Submitted May 15, 2019
from Greenville County Daniel Dewitt Hall, Circuit Court
Charles Grose Jr., of Grose Law Firm, of Greenwood, for
Attorney General Alan McCrory Wilson and Assistant Attorney
General Lindsey Ann McCallister, both of Columbia, for
post-conviction relief (PCR) matter, Korey Lamar Love moved
at the outset of his PCR hearing to amend his application for
relief to add four additional grounds of ineffective
assistance of counsel. This appeal centers upon only one of
those additional grounds, specifically that trial counsel was
ineffective for failing to object to a portion of the
State's closing argument. The State objected to the
amendments, and the PCR court denied Love's motion to
amend, finding the State would be unfairly prejudiced by
allowing Love to amend his PCR application upon such short
notice. We granted Love a writ of certiorari to address
whether the PCR court erred by not allowing him to amend his
application to add the ground concerning the State's
closing argument. We reverse the PCR court's denial of
Love's motion to amend to add that one ground, and we
remand this matter to the PCR court and instruct the PCR
court to consider the merits of this additional ground.
AND PROCEDURAL HISTORY
January 27, 2007, at approximately 1:30 a.m., Isaac Bass
(Victim) completed his shift at the Greenville Wendy's on
Pleasantburg Drive and exited the restaurant through the
self-locking back door. Victim was immediately confronted by
an armed assailant, who attempted to rob Victim.
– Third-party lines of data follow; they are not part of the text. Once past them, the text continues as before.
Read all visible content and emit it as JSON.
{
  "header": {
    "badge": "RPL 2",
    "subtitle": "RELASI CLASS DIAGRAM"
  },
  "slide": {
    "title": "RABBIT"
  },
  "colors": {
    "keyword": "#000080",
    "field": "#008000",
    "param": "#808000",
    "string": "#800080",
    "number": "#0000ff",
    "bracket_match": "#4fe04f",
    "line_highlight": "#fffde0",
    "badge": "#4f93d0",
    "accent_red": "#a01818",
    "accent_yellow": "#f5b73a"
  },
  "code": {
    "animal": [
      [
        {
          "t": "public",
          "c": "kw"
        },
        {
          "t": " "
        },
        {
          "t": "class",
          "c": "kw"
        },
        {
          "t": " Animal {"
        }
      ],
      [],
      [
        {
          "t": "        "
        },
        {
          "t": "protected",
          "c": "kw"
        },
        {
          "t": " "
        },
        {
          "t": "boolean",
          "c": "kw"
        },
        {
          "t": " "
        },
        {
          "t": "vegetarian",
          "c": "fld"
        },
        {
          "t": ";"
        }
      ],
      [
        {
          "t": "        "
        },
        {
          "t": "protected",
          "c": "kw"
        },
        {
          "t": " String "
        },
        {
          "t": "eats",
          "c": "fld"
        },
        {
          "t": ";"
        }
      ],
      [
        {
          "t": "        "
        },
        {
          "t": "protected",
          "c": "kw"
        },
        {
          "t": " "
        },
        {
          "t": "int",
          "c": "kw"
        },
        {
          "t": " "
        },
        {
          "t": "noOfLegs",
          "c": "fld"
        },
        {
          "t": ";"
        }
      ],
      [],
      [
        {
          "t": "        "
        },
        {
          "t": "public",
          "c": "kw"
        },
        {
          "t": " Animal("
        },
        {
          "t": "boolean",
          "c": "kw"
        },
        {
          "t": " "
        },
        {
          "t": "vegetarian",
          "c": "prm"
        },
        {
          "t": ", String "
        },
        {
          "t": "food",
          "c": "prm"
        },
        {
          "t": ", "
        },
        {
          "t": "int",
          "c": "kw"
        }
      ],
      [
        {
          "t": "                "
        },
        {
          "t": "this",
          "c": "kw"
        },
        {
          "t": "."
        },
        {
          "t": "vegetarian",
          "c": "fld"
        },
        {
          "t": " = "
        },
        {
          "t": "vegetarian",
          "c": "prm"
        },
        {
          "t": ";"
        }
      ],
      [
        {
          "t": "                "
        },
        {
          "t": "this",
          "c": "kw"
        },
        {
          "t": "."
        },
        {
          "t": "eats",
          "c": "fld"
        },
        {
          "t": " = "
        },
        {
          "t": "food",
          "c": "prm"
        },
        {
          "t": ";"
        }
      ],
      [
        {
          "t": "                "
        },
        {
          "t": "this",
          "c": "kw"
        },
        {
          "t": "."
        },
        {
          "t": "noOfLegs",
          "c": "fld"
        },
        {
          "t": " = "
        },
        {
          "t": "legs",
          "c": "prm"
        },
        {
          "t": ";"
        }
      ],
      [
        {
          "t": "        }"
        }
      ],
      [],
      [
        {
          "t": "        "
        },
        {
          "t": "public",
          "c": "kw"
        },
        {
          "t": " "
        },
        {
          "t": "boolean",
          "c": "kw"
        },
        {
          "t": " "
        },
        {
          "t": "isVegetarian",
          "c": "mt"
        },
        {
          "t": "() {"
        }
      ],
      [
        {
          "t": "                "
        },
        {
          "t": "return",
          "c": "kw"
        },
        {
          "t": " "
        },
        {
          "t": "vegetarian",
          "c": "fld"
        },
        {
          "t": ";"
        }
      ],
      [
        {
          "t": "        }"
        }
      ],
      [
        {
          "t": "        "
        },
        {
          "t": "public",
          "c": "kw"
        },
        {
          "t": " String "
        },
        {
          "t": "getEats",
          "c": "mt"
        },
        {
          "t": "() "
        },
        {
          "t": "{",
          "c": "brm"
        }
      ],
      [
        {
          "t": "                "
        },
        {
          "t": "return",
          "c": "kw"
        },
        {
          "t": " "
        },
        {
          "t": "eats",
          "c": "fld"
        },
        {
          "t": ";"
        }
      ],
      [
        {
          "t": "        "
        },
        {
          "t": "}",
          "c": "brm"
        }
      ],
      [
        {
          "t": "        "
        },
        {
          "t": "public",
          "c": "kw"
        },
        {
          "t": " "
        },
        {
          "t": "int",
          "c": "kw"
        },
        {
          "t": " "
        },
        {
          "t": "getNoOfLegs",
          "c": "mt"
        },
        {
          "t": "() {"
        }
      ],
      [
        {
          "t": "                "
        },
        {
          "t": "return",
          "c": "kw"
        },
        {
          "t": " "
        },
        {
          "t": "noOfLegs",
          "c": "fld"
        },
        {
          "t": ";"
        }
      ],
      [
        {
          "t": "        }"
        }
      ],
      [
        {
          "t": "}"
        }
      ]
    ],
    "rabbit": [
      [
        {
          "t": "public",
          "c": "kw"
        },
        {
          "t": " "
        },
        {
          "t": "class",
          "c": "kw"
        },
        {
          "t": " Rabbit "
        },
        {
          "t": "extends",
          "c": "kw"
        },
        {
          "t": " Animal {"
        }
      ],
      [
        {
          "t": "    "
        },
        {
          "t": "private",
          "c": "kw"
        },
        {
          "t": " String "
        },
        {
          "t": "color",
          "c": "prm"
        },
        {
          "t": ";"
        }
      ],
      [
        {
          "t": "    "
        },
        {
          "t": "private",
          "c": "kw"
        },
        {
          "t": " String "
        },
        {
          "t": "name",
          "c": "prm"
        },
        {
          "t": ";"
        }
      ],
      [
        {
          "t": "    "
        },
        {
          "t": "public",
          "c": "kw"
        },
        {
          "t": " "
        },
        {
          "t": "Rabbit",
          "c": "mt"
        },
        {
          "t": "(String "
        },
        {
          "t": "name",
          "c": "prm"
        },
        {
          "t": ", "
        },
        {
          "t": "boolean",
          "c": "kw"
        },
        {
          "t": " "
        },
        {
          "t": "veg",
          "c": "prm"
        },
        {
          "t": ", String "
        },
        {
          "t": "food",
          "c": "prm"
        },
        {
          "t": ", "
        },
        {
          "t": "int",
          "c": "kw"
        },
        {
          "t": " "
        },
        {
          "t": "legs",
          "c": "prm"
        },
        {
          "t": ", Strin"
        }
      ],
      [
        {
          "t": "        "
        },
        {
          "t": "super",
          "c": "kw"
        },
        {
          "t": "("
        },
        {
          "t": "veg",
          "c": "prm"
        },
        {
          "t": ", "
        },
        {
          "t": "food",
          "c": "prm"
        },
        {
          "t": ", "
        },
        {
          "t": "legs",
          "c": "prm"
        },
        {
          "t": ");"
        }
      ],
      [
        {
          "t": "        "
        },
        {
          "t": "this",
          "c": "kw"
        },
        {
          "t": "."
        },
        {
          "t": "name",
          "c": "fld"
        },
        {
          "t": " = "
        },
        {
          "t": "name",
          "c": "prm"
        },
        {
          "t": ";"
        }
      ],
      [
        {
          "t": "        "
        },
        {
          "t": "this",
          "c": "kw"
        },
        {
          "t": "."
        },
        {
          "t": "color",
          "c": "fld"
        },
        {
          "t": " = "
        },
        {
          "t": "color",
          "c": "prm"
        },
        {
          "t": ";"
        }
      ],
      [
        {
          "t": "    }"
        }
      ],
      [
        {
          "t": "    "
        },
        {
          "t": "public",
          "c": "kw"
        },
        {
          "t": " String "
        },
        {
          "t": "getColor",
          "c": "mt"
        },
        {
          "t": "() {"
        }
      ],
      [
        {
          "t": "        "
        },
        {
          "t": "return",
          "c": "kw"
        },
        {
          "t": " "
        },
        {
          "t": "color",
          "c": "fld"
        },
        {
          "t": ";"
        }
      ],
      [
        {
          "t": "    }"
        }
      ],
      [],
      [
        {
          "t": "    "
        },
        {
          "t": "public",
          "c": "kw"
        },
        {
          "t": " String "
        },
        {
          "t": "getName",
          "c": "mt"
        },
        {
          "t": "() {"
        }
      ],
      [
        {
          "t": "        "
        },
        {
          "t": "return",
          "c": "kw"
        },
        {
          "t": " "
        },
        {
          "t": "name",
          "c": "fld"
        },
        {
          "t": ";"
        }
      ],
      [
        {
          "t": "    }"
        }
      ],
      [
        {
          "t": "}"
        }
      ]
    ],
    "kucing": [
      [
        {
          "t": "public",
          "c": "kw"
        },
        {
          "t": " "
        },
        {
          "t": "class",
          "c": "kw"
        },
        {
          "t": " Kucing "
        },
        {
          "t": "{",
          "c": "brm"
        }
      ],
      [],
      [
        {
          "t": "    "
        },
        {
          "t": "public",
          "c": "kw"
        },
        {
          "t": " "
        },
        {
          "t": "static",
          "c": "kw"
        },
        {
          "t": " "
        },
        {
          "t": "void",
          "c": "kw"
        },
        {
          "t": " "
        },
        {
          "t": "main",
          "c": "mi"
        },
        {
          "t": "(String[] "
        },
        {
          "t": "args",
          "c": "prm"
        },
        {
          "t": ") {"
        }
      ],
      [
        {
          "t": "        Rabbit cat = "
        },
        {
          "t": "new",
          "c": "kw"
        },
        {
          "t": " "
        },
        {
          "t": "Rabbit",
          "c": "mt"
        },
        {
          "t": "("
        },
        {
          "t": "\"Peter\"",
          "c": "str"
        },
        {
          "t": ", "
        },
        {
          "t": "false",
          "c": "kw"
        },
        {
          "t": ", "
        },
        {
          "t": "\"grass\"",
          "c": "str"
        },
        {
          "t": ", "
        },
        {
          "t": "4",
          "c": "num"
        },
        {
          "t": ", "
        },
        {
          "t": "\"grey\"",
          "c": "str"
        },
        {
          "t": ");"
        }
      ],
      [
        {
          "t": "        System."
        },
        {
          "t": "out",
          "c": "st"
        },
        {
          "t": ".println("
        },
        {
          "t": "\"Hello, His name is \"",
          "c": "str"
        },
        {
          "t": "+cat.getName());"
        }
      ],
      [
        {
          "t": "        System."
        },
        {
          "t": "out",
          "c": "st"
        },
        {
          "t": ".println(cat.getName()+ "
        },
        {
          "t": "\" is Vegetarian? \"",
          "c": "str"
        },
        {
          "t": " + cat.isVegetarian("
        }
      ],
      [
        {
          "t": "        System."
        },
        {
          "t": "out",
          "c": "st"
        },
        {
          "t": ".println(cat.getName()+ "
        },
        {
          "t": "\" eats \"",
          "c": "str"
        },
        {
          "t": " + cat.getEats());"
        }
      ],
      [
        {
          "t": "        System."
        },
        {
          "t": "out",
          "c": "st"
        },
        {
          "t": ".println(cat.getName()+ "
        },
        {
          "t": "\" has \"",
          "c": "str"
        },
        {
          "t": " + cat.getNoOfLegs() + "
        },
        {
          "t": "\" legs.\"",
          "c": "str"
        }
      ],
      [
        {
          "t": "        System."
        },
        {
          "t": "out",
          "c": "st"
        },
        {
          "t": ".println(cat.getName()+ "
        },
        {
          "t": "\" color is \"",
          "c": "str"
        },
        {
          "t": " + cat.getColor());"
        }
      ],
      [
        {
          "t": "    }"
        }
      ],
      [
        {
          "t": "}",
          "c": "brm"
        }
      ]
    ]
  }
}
Victim
called for help, and a struggle ensued. Victim broke free
from the assailant and attempted to run away; however, the
assailant shot Victim in the neck. The assailant and a cohort
fled the scene. Victim got to his feet, walked around the
side of the Wendy's, and banged on the drive-thru window.
Because he was shot in the neck, Victim was unable to call
for help. Victim made his way towards the street and flagged
down a passing vehicle. The driver saw Victim on the side of
the road and observed two men sprinting away from the
Wendy's. The driver stopped to provide Victim assistance;
however, Victim did not survive.
there was no physical evidence linking the case to any
suspect, the case went unsolved for a few years. In 2010,
Detective Collis Flavell was assigned to the case. Detective
Flavell informed Victim's parents he was working the
case, and the community soon became involved in raising
reward money and asking people to come forward with
information. As a result of these efforts, Detective Flavell
received a tip suggesting law enforcement investigate certain
members of the Love family.
an investigation, Korey Love was arrested and indicted for
murder, attempted armed robbery, possession of a weapon
during the commission of a violent crime, and possession of a
pistol by a person under the age of eighteen. At trial, the
State's case was built upon the testimony of several
people who explained Love's involvement in Victim's
murder. During the State's closing argument, the State
told the jury:
This is your opportunity to do justice in this case under the
oath that you have taken. You can be instruments of justice
for [Victim]. His death was not the final chapter of his
life, this trial is the final chapter of his life.
counsel did not object to this comment. The jury found Love
guilty as indicted. The trial court sentenced Love to
concurrent prison terms of fifty years for murder, twenty
years for attempted armed robbery, five years for possession
of a weapon during the commission of a violent crime, and
five years for possession of a pistol by a person under the
age of eighteen. The court of appeals dismissed Love's
direct appeal following Anders briefing.
State v. Love, Op. No. 2014-UP-177 (S.C. Ct. App.
filed Apr. 23, 2014).
filed an application for PCR on April 8, 2015, claiming
ineffective assistance of both trial and appellate counsel. A
PCR hearing was held on February 17, 2016. As the hearing
commenced, Love moved to amend his application to add four
additional grounds of ineffective assistance of counsel. The
following exchange took place:
Love: I have an amended application that I
would like to hand up. It adds some matters that were on the
record but not included in the original application.
The State: Your Honor, we would object to
that. Again, this case has been scheduled for more than a
month. I was handed the amendments this morning.
Love: I've marked this as
Applicant's Exhibit Number 4, at least as a proffer, and
I move to be allowed to amend under the liberal rules of . .
. civil procedure that allow amendments, even amendments